Week ending September 15th: Spotify Argument Won’t Upend Music Industry Recovery
Benom’s Take: The plot thickens! This week, a third lawsuit from music publishers was filed against Spotify. In addition to that, a number of notable names (Tom Petty, members of Rage Against The Machine, The Black Keys, Weezer and others) made appearances in court to object to the $43 million class action settlement Spotify made with music publishers. In the dissenting arguments, they bring up the same objection Bluewater Music did in its lawsuit filing – that the class action settlement gives Spotify a ridiculous discount for copyright infringement, equating to approximately $4 per song. Maximum copyright damages for willful infringement is $150,000 per song. Not too bad for Spotify.

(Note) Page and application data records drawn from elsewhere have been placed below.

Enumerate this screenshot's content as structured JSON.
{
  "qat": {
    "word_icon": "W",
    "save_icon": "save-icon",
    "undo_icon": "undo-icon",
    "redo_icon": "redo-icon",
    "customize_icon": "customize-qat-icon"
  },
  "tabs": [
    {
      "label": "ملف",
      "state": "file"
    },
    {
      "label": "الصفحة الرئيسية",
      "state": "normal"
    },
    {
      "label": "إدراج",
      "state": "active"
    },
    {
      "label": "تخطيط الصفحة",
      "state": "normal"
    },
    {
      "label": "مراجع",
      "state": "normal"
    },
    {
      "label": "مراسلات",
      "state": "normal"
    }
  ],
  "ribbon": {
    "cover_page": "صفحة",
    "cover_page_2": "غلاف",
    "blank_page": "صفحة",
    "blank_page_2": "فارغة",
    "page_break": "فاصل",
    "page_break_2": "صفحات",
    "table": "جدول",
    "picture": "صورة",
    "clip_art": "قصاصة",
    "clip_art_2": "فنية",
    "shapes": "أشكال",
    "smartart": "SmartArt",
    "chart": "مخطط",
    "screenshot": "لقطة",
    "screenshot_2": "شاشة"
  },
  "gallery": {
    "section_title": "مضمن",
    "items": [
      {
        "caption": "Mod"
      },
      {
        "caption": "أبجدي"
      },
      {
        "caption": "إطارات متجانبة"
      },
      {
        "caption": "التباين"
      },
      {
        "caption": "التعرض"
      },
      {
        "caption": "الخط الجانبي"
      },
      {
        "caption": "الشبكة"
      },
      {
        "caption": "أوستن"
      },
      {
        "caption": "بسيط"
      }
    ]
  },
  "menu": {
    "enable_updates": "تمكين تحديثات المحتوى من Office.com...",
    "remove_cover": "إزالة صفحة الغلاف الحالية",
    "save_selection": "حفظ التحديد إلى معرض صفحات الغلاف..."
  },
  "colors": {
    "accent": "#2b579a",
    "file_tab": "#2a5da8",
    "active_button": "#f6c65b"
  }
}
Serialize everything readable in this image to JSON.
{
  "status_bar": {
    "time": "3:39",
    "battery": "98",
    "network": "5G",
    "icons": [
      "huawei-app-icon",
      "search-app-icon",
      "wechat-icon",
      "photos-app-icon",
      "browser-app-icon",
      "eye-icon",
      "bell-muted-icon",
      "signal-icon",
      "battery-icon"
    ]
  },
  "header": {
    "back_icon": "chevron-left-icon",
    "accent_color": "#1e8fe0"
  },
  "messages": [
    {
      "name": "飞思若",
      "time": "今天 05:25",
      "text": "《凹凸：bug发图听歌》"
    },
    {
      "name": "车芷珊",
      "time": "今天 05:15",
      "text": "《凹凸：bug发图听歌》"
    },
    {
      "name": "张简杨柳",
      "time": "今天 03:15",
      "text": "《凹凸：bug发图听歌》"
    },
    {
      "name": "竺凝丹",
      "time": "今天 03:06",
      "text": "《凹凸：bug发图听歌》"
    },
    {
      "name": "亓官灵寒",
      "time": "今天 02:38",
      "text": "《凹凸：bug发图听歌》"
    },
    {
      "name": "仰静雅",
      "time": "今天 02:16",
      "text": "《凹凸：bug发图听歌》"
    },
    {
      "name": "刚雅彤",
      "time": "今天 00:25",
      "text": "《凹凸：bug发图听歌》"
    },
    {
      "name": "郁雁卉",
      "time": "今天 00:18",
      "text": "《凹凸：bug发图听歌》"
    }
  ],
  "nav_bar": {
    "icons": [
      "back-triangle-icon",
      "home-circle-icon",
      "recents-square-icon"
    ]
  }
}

Of course, all of this is coming on the heels of Spotify reportedly meeting with U.S. regulators to go public on the NYSE. Not a good omen for an IPO, especially when support for the streaming service from the music publishing and songwriting community is at an all-time low. But who can blame them? Spotify has kicked dust in the face of the music publishing community by objecting that interactive streaming mechanical royalties do not apply to them. With that response, in one single swoop, Spotify essentially declared war with the music publishers. As the President of the National Music Publisher’s Association is quoted in the second article, “As long as this is an active argument, we are in a state of war with [Spotify].” Spotify knows its argument cannot be true because it has these licenses in place, has paid the royalty before and in fact, admitted in copyright office filings in 2014 that it “needed” these particular licenses. [READ MORE]
This round-up was put together by Benom Plumb, Assistant Professor of Music Industry Studies at the University of Colorado Denver.